Meanwhile, last year's release of the RV144 trial in Thailand, which provided the first evidence of the effectiveness of any vaccine in preventing HIV infection, and the discovery of new broadly neutralizing antibodies have renewed hope in the promise of HIV vaccines in the 21st century.

But perhaps the greatest excitement centers on Pre-Exposure Prophylaxis (PrEP), involving preventive use of antiretroviral drugs already proven in HIV/AIDS treatment. PrEP offers women in particular a prevention strategy for dealing with partners who refuse or are unable to use condoms or whose faithfulness is in question.

The scene was electric in Vienna, Austria, last July when the Centre for the AIDS Programme of Research in South Africa (CAPRISA) - with FHI and CONRAD as collaborating partners - announced that a form of topical PrEP, a vaginal gel containing the antiretroviral agent tenofovir, had been shown to reduce acquisition of HIV infection in women by 39% and of herpes by 51%. An even greater rate of protection -- up to 54% -- was recorded among women able to adhere to the trial regimen.

This CAPRISA 004 trial was the first to show a statistically significant result through use of topical gels -- and subsequent mathematical modeling suggests that tenofovir gel could prevent 1.3 million HIV infections and 800,000 deaths over two decades in South Africa alone.

Next year, the International Partnership for Microbicides will initiate two trials to test another form of topical PrEP, a vaginal ring containing a new antiretroviral drug, dapivirine. In addition, CONRAD recently obtained funding from the U.S. Agency for International Development (USAID) to develop rings containing tenofovir and a contraceptive.

Oral PrEP is also being investigated. Last week, initial results from the IPrEx trial, led by the University of California at San Francisco with funding from the U.S. National Institutes for Health (NIH) and the Gates Foundation, indicated that a once-daily oral dose of Truvada® (tenofovir/emtricitabine) is 44% effective in preventing HIV infection in high-risk men who have sex with men (MSM). As in CAPRISA 004, men who best adhered to the regimen achieved even higher levels of protection.

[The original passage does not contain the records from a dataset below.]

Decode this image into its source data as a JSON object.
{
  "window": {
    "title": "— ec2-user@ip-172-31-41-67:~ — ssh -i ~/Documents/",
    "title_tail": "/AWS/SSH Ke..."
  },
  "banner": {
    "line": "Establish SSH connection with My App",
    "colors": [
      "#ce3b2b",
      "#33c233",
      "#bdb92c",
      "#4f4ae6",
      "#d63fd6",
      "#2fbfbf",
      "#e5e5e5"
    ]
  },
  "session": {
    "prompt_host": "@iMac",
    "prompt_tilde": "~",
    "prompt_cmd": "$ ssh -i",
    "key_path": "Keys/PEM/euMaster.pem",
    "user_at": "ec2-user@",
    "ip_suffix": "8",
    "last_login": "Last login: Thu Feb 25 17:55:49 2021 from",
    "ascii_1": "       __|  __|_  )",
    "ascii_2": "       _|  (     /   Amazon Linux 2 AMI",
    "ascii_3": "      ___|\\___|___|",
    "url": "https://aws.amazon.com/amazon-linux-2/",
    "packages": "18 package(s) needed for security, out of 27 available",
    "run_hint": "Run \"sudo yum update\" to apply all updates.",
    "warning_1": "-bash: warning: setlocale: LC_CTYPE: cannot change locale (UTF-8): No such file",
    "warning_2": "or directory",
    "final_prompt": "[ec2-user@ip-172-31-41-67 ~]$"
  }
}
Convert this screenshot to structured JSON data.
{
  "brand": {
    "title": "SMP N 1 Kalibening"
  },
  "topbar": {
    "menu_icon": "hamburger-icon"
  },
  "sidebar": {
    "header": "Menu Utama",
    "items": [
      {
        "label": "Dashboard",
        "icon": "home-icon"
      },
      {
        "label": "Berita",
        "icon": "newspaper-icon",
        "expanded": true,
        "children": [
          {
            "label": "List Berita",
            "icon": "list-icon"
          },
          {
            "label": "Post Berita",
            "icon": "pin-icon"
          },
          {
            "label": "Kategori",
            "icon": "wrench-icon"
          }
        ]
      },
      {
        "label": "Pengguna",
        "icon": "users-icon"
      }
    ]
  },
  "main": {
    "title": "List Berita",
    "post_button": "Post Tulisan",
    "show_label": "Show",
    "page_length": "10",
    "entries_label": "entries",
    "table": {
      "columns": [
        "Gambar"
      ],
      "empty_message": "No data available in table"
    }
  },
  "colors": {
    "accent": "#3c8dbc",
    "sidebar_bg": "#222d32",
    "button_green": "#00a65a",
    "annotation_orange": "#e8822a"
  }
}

Results are expected in 2012 from the FEM PrEP trial oral prep trial led by FHI and funded by USAID testing Truvada and in 2013 from the Partners PreEP trial of Truvada and Viread, led by the University of Washington with funding from Gates. The VOICE (Vaginal and Oral Interventions to Control the Epidemic) trial funded by NIH, brings the topical/oral PrEP field together by comparing the effectiveness and practicality of both Viread and Truvada pills and tenofovir gel.

All in all, HIV prevention is on a roll. But major scientific and practical challenges lie ahead. Further PrEP studies are required to validate effectiveness, establish dosage, determine long-term safety, assess impact on sexual behavior and evaluate any effect on HIV drug resistance. But in these days of economic challenges, lack of money for trials is already threatening to slow follow-up research on the CAPRISA 004 and IPrEx successes.

Other practical issues need to be addressed as well once these products are ready for the market. Cultural, marketing and logistical barriers must be overcome to increase demand and, since avoiding development of drug resistance requires PrEP to be used only by people known to be free of HIV, we will need to expand access to education and testing and implement protocols to avoid sharing and theft of prophylactic treatments.

Because the science is so promising, we urge everyone -- from scientists to policymakers to the public -- to use World AIDS Day, Dec. 1 as a catalyst to build on these advances by mobilizing communities to embrace HIV prevention as a social norm and advocate for the funding required for the next round of research. Much work remains to be done, but by building support for these critical next steps, we can also build hope for a future World AIDS Day free of AIDS.

See the Global Health Council Position Paper on HIV/AIDS.

 
 
 

Follow Jeffrey L. Sturchio on Twitter: www.twitter.com/globalhealthorg